“Before they [planners] actually submit the plan to the client, those plans are submitted to the home office,” Clemments explains.
Once a clients plan is reviewed by compliance, and in many instances by Clemments himself, “we send them back with any comments, and at that point they would submit the plan to their client.”
“If they indicate that theyre doing a comprehensive financial plan, we want to make sure its a comprehensive plan and not just a retirement plan,” he says.
Guardians fee structure allows agents to select whether they want to be paid on an hourly basis or as a flat fee per plan. The rates for plans range from an hourly rate of $100-$300 or a flat rate of $250-$10,000, depending on the complexity of the plan. “Primarily, most will charge a flat fee,” says Clemments.
Prudentials fee-based planning business has been evolving for the last five years, according to Tom Crawford, president of Prudentials Retail Distribution, Newark, NJ.
“We have a goal of fee-based financial planning becoming a core competency of the distribution channel.
“Were moving a distribution organization from transactional sales to relationship sales,” Crawford explains. “The financial plan is nothing more than a vehicle to build that relationship.”
Prudential agents who develop financial plans for clients first run their plans by their Managing Director, who signs off on the suitability of the plan.

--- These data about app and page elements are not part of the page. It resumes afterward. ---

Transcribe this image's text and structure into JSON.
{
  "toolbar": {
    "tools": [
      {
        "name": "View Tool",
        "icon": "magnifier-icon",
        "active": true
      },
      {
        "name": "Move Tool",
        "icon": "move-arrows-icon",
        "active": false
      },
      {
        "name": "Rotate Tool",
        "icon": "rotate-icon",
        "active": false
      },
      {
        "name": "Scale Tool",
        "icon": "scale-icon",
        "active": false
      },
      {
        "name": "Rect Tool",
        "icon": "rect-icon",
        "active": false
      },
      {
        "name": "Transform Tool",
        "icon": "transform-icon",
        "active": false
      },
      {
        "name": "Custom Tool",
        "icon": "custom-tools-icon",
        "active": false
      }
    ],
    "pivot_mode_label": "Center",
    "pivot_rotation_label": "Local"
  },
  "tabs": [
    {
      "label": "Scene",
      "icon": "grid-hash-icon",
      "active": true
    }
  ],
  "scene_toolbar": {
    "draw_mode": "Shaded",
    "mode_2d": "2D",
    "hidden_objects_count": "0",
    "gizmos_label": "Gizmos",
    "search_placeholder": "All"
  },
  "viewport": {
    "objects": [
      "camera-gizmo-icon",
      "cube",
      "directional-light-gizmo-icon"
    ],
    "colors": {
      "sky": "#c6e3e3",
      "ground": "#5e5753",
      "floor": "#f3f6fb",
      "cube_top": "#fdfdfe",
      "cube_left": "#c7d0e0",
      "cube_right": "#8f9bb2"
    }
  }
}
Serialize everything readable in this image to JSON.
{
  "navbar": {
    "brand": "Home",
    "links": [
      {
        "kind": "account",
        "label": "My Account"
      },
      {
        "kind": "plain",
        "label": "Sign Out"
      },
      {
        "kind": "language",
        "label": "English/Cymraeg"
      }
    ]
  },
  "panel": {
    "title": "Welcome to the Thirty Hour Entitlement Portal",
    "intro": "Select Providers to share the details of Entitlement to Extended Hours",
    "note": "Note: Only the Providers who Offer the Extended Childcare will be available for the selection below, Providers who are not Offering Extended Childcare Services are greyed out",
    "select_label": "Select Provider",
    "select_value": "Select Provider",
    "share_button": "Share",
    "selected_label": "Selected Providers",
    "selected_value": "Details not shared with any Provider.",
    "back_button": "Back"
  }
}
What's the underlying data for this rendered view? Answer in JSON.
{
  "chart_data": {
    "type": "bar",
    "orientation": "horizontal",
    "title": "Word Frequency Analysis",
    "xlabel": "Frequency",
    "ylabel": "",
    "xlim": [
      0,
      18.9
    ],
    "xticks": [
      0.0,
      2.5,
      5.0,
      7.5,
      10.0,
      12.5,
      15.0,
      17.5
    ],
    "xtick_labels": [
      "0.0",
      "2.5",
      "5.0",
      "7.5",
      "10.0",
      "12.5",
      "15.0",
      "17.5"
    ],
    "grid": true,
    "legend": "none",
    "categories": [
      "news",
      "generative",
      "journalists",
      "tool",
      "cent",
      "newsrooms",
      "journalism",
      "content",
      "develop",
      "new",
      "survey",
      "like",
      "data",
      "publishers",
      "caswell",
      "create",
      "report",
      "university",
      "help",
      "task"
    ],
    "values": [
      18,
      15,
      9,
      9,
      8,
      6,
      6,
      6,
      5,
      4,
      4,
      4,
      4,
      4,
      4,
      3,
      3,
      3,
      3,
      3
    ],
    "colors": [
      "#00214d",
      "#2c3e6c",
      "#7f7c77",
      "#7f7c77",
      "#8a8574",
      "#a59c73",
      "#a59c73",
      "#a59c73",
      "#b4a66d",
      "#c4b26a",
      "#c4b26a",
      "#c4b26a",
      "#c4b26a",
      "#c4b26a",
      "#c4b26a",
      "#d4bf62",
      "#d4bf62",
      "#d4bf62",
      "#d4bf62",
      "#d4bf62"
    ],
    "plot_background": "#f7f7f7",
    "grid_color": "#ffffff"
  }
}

Then, a plan is reviewed by a centralized area where its checked, verified, and ultimately returned to the agent for delivery. Crawford explains that it can take anywhere from 45-60 days from initial appointment to delivery of the plan.
When Prudential began to shift its distribution to the fee-based market, they gave their veteran agents a choice: become a fee-based financial planner, or maintain your current focus as a product specialist. Since then, Prudential has made an overhaul of its recruiting efforts, focusing on hiring professionals with a career track to become fee-based financial planners, says Crawford.
New agents joining Prudential go through a 2-year program, he says, “dedicated to teaching them the basics of the business, products, sales skills, relationship building and how to use our planning tools.”
Crawford says Prudential has about 1400 new hires going through the program, with 300 planners actively marketing fee-based financial plans. Plans range in cost from $500-$5,000.
All these carriers recognize that fee-based planning is not something any agent can step into. All carriers with whom NU spoke required full securities licensing along with some type of financial planning designation, most commonly the Certified Financial Planner (CFP), or the Chartered Financial Consultant (ChFC), in addition to some production requirements.
And while each carrier uses a slightly different business model, each stressed the importance of separating the financial planning advisory role from the implementation of the plan. No carrier offered plans that in turn obligated clients to make additional product purchases. Clients are always free to take the financial plans purchased from these carriers and implement them elsewhere.
Reproduced from National Underwriter Life & Health/Financial Services Edition, August 19, 2002. Copyright 2002 by The National Underwriter Company in the serial publication. All rights reserved.Copyright in this article as an independent work may be held by the author.